Reeb Cycles co-opting one of my sticker slogans for their own purposes is still dumb. The least they could have done was change the font.
In the wake of that, a fella from the company in question reached out first saying that ‘GFY’ couldn’t be copyrighted, that there were no similar design elements, and claiming a clear and vast difference between the stickers in that theirs say ‘you’, and mine say ‘yourself’.
After spending most of my Saturday trying to wrap my mind around those observations, I thought it wise to make an attempt at clearing up any misconceptions, so with today’s effort, and to the best of my ability, I’ll break down the whole story.
It was at some point in (if I recall correctly) 2012 or so, when the proprietor of a renowned bike shop in Boulder sent me an image of a Reeb sticker pack featuring a decal that looked and read a fair amount like one I had available in the store;
I promptly sent them an email saying that this was a sticker I’d begun making in 2007 for my Drunkingham imprint, (the first digital evidence for which I found occuring on July 18th, 2008), and that with all of the words available in the English language, if they could perhaps assemble an assortment that was a bit more specific to their brand, that that would be pretty cool.
With that, I received no response, and so I let sleeping dogs lie. I’m not a litigious sort, I don’t care for drama, and I didn’t presume it was a malicious affront, so getting Loudass on the case just seemed like overkill. In reality, I hoped they’d just stop using it on their own.
Every few months I would come across an image of some of Reeb’s branding which would kinda make the skin crawl up my neck, but again, I said nothing, because it seemed like more effort than it was worth.
Unrelated, (but kinda), along the way, another website who is fond of promoting beer and bikes began freely utilizing a few of my sticker slogans, at which point I kindly asked in no uncertain terms if he’d knock it off. His response? “we’re all in this together. It’s all good.”

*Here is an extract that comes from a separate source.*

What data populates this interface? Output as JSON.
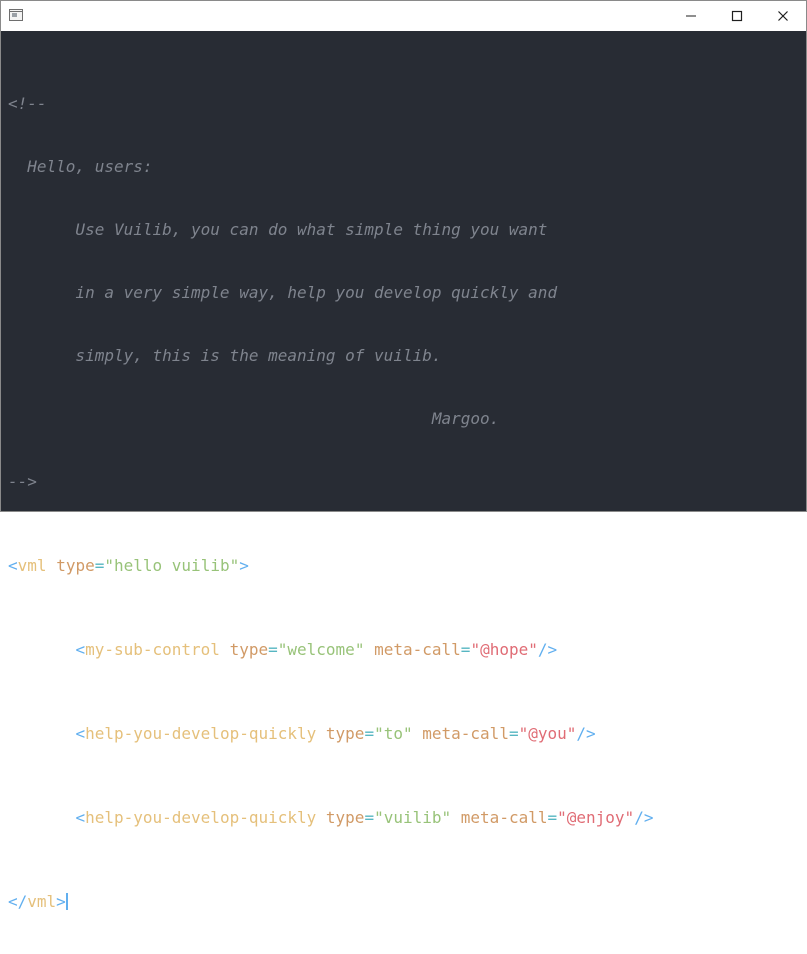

As hard to believe as it was that I had to, I explained that the phrasing and aesthetic is specific to this site, and how I make a living. Co-opting content creates confusion, which can ultimately adversely affect me financially. He grunted some response or another, and again, the grief was temporarily quelled.
However, with each exchange of this sort, the slow boil continued, until this weekend, when I just made mention in passing, and promptly came to find out that more than a small number of people assumed I was working with Reeb, or had had some hand in their company branding.
This prompted me to bring it to light and explain my position as concisely as possible.
More than just a cornerstone of this site, the intellectual property, and creative content is the very foundation on which it’s built. I pride myself on generating the good words in the form of posts, freelance work, as well as general product development. When another company decides they’ll dip into my tub, and take a drink of what I’m bathing in, that compromises the integrity of my ‘brand’. As silly as it might sound, this site isn’t just a fun hobby. This is how I generate my livelihood. This is how I pay my bills, and buy groceries, and very literally survive.
If someone sees another company with similar branding that they (intentionally, or not) lifted from me, this waters down what I’m trying to do, and makes me look bad, which I’m quite enough adept at all on my own.
And yes, I know the site is named after an Archer’s Of Loaf song. Beyond that, I freely recognize that Listen To Black Sabbath was a Big Brother shirt, (a company that hasn’t existed since 2004), I Guess I Was Punk Once was an UnAmerican Activities sticker (a company that as far as I know went dark in 1999.), ‘I’m deteriorating faster than I can lower my standards’ is a variation of an Anne Lamott quote, and ‘My 100% Notgivingashit Beats Your 8% Faster’ I stole from CD;
In fact, I’m pretty sure this is the look he gave me when I told him I stole his words.
These examples notwithstanding, I pride myself on the originality of my work, and I would hope that perspective clients wouldn’t make assumptions of my inability to generate a unique product based on their assumption (in this case) that I took Reeb’s branding, which is what inspired this kerfuffle to begin with.
In closing, and again, as I said to the person from Reeb who reached out to me, I don’t think this was a malicious act. I think someone just perhaps saw me as a little hobby site, or perhaps just came across a sticker somewhere and decided they liked it, and had no perspective on who or what was behind it. From that point, they took it as their own, which brings us pretty much to where we are now.
Time will tell if they’ll switch it up and come up with their own wordage, (I am available for hire), or if they’ll leave it be, and I’ll just remain generally grumpy every few months when one of their bikes crosses my radar;
I hope for the former.